Data records for software interfaces:
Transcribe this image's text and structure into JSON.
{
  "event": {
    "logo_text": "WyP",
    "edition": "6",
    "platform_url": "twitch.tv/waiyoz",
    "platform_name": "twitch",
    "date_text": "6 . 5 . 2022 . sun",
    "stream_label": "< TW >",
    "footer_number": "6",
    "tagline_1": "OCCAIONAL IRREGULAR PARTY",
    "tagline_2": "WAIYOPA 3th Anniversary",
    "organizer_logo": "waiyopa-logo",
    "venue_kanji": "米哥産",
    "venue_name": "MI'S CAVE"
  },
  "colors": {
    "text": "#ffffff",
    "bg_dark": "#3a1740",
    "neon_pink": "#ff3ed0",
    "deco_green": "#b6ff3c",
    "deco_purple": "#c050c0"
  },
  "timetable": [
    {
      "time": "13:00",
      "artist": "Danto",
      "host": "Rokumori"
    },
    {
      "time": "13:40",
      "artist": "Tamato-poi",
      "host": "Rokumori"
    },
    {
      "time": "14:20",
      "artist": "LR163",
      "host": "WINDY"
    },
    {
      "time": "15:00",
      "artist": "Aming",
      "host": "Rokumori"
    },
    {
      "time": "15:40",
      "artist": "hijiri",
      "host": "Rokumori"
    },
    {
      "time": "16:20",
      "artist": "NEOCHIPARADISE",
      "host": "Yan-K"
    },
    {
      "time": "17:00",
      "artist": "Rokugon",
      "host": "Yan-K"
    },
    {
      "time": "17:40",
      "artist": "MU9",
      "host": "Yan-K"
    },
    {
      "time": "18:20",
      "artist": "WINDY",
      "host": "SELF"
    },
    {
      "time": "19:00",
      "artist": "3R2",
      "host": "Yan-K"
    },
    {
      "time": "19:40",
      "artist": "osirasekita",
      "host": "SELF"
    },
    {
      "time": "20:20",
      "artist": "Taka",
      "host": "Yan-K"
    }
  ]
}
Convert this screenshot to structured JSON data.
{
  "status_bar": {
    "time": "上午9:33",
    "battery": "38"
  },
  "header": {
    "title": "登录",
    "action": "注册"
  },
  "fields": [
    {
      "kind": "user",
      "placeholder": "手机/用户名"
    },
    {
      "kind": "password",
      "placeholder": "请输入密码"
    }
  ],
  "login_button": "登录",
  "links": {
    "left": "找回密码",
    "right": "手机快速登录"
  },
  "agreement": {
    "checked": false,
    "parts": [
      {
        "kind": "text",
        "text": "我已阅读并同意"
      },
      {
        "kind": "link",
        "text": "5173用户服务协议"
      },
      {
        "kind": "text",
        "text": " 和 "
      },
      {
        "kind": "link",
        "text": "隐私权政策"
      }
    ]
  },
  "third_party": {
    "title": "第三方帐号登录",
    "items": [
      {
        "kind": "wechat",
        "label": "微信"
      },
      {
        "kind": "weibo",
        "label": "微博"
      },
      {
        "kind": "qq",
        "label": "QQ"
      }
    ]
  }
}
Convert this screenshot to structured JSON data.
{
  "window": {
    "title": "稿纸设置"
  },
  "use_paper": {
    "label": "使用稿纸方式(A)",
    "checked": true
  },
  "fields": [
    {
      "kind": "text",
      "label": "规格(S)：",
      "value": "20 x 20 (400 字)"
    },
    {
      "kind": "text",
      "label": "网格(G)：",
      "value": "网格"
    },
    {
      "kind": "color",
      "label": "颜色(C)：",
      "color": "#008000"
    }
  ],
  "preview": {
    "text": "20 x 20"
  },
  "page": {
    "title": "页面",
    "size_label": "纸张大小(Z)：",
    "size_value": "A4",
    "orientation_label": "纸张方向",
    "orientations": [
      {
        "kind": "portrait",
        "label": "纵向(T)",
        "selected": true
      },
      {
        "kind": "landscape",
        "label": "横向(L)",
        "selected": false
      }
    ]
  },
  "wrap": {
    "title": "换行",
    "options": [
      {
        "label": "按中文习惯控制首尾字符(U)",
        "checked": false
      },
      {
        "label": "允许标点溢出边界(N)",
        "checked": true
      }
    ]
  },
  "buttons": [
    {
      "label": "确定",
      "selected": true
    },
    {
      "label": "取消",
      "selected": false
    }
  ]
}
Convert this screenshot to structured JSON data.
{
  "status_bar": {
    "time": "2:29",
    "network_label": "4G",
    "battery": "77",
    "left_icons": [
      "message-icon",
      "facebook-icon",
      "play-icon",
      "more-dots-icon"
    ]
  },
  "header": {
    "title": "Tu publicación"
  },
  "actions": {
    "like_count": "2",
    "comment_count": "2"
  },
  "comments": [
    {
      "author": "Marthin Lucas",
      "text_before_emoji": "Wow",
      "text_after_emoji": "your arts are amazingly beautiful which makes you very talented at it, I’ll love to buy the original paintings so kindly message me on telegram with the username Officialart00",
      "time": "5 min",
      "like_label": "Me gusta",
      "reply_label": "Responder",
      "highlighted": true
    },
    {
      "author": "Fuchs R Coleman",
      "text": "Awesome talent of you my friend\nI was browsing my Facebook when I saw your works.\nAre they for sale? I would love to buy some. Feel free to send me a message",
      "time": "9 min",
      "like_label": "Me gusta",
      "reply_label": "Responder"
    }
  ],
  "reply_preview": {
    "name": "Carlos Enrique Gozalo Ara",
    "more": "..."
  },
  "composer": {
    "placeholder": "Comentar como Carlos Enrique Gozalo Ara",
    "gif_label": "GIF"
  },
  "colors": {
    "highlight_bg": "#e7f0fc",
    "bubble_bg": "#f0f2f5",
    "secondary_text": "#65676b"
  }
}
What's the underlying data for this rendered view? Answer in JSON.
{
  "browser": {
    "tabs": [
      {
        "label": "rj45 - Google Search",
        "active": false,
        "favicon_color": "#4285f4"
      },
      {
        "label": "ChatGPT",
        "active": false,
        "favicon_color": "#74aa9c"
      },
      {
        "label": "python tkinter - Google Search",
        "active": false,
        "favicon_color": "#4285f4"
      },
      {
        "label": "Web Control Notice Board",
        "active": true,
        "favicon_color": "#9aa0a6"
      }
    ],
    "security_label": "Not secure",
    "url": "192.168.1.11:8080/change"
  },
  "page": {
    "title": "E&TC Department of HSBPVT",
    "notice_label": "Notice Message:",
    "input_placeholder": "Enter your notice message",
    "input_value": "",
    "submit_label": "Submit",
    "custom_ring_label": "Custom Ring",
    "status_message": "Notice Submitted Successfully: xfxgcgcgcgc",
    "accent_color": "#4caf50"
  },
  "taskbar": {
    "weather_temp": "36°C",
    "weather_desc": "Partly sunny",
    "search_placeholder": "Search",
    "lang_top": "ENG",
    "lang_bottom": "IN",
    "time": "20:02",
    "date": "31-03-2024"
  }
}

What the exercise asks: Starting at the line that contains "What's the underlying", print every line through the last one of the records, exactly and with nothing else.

Exercise answer:
What's the underlying data for this rendered view? Answer in JSON.
{
  "browser": {
    "tabs": [
      {
        "label": "rj45 - Google Search",
        "active": false,
        "favicon_color": "#4285f4"
      },
      {
        "label": "ChatGPT",
        "active": false,
        "favicon_color": "#74aa9c"
      },
      {
        "label": "python tkinter - Google Search",
        "active": false,
        "favicon_color": "#4285f4"
      },
      {
        "label": "Web Control Notice Board",
        "active": true,
        "favicon_color": "#9aa0a6"
      }
    ],
    "security_label": "Not secure",
    "url": "192.168.1.11:8080/change"
  },
  "page": {
    "title": "E&TC Department of HSBPVT",
    "notice_label": "Notice Message:",
    "input_placeholder": "Enter your notice message",
    "input_value": "",
    "submit_label": "Submit",
    "custom_ring_label": "Custom Ring",
    "status_message": "Notice Submitted Successfully: xfxgcgcgcgc",
    "accent_color": "#4caf50"
  },
  "taskbar": {
    "weather_temp": "36°C",
    "weather_desc": "Partly sunny",
    "search_placeholder": "Search",
    "lang_top": "ENG",
    "lang_bottom": "IN",
    "time": "20:02",
    "date": "31-03-2024"
  }
}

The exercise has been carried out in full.